Expanding manufacturing activity and mounting
retail sales paced by consumer electronics and home furnishings are
still producing strong growth in the U.S. economy with only limited
consumer price increases, the Federal Reserve reported today.
The Fed survey, compiled from reports from its 12 regional
banks, also said labor markets remain tight around the country.
That means employers are having difficulty finding workers to fill
job openings, something that economists fear could lead to wage and
price inflation down the road.
But "despite faster wage growth for some workers, increases in
the prices of final goods and services were limited overall,
although the prices of transportation services and some industrial
commodities rose noticeably," the Fed said.
The survey, known as the "beige book" for the color of its
cover, will be used when Fed policy-makers meet March 21 to review
the central bank's stance on interest rates. The beige book was
based on information collected before Feb. 29.
Many economists believe the Fed will boost rates again at that
meeting in a further effort to slow economic growth to a pace that
will keep inflation in check. Four times since June the central
bank has raised rates by a total of a full percentage point to 5.75
percent, making borrowing more expensive for millions of consumers

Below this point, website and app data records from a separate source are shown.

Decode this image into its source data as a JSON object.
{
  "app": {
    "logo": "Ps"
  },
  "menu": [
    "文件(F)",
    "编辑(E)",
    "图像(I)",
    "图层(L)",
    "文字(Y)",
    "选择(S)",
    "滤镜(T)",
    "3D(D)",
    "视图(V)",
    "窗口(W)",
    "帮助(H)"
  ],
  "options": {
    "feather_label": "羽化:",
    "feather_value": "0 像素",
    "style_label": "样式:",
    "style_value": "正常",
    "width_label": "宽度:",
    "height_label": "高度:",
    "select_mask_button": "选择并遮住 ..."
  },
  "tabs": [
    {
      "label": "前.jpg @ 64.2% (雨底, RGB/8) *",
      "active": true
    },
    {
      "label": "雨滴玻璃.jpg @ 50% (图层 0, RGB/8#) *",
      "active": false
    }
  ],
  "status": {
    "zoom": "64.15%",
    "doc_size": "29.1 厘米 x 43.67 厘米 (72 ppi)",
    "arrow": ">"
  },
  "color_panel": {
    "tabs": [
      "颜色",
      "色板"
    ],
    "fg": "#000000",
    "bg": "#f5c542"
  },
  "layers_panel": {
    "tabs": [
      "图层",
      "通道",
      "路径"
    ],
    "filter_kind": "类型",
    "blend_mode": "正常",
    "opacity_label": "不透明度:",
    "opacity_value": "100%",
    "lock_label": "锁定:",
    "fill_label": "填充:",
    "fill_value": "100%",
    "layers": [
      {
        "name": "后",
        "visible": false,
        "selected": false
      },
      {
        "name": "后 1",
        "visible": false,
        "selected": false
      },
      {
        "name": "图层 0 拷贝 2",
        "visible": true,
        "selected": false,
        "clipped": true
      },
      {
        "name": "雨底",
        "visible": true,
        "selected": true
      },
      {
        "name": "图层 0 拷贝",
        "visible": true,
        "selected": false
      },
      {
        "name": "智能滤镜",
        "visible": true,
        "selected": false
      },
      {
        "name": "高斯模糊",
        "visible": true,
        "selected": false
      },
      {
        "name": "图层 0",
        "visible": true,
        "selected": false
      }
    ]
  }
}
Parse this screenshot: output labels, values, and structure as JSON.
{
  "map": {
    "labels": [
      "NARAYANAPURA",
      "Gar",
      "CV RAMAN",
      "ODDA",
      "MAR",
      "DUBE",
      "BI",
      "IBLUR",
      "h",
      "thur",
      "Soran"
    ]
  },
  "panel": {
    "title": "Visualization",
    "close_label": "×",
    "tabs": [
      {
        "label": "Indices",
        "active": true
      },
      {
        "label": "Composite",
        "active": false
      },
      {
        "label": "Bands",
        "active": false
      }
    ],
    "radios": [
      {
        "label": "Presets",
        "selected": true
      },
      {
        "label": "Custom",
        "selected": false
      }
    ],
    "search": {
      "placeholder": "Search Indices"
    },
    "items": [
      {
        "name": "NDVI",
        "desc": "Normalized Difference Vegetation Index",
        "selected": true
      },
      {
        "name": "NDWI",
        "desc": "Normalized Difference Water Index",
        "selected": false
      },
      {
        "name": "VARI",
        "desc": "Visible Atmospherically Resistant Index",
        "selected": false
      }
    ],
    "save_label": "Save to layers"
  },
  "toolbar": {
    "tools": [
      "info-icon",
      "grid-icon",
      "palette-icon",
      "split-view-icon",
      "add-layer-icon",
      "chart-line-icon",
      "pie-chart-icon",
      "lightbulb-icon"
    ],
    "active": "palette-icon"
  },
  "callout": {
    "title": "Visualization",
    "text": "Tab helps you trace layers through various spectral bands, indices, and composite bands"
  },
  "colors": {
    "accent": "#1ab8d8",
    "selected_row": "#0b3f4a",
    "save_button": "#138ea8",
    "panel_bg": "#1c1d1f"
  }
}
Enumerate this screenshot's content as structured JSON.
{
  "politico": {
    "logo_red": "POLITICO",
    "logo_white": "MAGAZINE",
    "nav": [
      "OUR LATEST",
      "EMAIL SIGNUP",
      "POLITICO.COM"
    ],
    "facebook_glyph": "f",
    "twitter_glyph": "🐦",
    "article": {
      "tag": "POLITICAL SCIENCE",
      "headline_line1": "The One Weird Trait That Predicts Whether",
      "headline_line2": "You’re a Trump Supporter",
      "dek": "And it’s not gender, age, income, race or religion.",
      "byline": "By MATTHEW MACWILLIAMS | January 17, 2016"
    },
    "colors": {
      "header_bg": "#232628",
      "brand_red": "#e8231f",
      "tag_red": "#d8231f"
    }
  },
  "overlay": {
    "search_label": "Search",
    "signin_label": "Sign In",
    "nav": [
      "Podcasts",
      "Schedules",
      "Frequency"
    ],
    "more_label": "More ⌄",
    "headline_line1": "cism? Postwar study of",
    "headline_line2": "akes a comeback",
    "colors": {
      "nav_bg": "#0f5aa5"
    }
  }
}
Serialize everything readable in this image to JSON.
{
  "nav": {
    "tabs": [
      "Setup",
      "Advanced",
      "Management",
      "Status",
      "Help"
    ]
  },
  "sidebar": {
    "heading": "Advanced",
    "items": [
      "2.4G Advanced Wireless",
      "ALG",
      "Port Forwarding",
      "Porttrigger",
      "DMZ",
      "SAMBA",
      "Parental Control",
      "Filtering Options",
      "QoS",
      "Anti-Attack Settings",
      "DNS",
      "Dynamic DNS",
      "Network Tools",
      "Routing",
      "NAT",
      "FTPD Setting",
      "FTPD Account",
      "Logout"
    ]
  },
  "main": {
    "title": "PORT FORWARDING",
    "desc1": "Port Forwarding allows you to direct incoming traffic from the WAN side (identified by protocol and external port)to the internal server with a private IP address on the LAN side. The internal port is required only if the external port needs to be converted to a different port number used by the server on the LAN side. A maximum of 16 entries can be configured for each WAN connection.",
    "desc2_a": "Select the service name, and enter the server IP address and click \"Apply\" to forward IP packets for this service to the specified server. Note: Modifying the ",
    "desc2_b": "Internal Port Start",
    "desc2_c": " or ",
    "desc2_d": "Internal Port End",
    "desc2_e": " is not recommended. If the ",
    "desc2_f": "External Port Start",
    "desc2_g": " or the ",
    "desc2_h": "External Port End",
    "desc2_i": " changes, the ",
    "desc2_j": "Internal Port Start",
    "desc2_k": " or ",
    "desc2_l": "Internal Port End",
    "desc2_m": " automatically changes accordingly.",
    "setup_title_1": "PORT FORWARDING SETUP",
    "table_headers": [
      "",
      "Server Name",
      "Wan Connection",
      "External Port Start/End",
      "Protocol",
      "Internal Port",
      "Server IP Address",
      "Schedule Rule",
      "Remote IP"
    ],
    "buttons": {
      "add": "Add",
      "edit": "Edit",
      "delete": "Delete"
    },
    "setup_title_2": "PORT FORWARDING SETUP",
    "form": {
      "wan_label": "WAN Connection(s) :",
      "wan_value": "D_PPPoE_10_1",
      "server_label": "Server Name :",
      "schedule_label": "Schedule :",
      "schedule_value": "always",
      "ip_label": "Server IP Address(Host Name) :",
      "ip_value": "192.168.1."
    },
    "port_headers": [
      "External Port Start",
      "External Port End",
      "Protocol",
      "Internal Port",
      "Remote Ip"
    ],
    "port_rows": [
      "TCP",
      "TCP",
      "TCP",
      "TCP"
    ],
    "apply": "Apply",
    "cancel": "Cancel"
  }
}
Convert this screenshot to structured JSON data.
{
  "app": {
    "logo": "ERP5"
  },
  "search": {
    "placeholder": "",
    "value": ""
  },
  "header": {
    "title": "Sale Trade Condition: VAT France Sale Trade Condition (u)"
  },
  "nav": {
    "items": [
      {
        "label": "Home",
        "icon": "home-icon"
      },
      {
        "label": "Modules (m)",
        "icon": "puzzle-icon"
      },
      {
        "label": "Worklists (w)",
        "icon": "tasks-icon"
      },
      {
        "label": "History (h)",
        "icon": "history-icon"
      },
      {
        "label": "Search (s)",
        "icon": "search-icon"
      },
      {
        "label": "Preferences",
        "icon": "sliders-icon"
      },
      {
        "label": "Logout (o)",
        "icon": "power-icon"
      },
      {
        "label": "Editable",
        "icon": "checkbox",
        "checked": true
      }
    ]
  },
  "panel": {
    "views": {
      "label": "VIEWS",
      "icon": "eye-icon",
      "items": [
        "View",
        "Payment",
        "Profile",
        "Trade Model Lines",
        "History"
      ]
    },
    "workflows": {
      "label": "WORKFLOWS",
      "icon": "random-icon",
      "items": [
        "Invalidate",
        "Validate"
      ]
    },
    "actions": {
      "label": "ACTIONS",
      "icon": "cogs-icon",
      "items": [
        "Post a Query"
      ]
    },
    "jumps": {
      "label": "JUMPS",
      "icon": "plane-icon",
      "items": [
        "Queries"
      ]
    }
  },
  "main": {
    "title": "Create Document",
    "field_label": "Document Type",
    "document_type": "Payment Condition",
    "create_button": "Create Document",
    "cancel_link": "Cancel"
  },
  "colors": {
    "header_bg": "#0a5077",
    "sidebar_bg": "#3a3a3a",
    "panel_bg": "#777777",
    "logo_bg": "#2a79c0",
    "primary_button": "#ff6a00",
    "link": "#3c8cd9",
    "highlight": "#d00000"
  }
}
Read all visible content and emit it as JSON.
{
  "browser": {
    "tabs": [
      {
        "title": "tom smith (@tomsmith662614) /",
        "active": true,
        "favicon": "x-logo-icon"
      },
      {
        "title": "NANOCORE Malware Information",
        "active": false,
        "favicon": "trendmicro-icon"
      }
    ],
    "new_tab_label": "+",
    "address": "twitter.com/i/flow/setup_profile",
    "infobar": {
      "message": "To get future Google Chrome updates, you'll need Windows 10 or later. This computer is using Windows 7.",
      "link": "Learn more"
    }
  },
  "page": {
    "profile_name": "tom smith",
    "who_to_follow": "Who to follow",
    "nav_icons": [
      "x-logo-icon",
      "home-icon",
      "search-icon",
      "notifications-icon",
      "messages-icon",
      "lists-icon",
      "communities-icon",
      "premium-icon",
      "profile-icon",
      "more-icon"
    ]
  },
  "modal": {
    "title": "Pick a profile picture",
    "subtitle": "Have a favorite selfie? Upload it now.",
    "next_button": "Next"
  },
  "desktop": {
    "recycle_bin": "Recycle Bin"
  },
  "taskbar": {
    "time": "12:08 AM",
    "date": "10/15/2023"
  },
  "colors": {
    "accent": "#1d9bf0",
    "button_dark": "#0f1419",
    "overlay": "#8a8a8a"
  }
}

Still, economists said those actions have had little impact in
cooling the red-hot economy, which grew at a breakneck 6.9 percent
annual rate in the last three months of 1999.
Fed Chairman Alan Greenspan on Monday expressed new worries
about an overheated economy and sounded a warning that interest
rates will be raised if the economy doesn't slow.
The U.S. economy's current expansion became the longest in U.S.
history at 107 months in February and this month is celebrating its
Greenspan, in a speech today to the Independent Community
Bankers of America in San Antonio, Texas, cautioned banks to
maintain their lending standards in the face of the remarkably
strong economy. Even though he did not discuss interest rates or
monetary policy, Greenspan's remarks contributed to Wall Street
investors' nervousness because they echoed his concerns about
Americans' inflated expectations of the economy.
Investors were in more of a buying mood today following major
losses on Tuesday. In midafternoon, the Dow Jones blue-chip average
was up 70 points while the Nasdaq was down 16.
In its latest snapshot of the economy, the Fed said today: "The
majority of districts reported strong growth during the survey
period, with the remaining reports pointing to moderate growth or
continued high levels of activity."
In the manufacturing sector, most districts reported a pickup in
activity in January and February, the Fed said. "The gains were
moderate in general although Richmond's report indicated
Sales of semiconductors and other high-tech equipment were
strong in Dallas and San Francisco, the survey said. Demand for a
variety of other manufactured products grew substantially including
metal products, electronics and furniture, the survey said. Demand
for steel was especially strong, largely for use in the production
of cars and other big-ticket manufactured consumer goods.
On the retail front, the Fed found sales were strong in most
areas and either met or exceeded merchants' expectations.
Sales of consumer electronics, appliances and home furnishings
posted the biggest gains, the survey said. Demand for cars and
light trucks was solid with sales matching or surpassing activity
reported for the same period a year ago.
Some districts, however, reported sluggish sales of clothing.
Despite rising mortgage rates, residential construction activity
and sales of new homes remained strong in many areas. But there
were signs of cooling in the Atlanta and Kansas City districts and
in several states in the San Francisco district.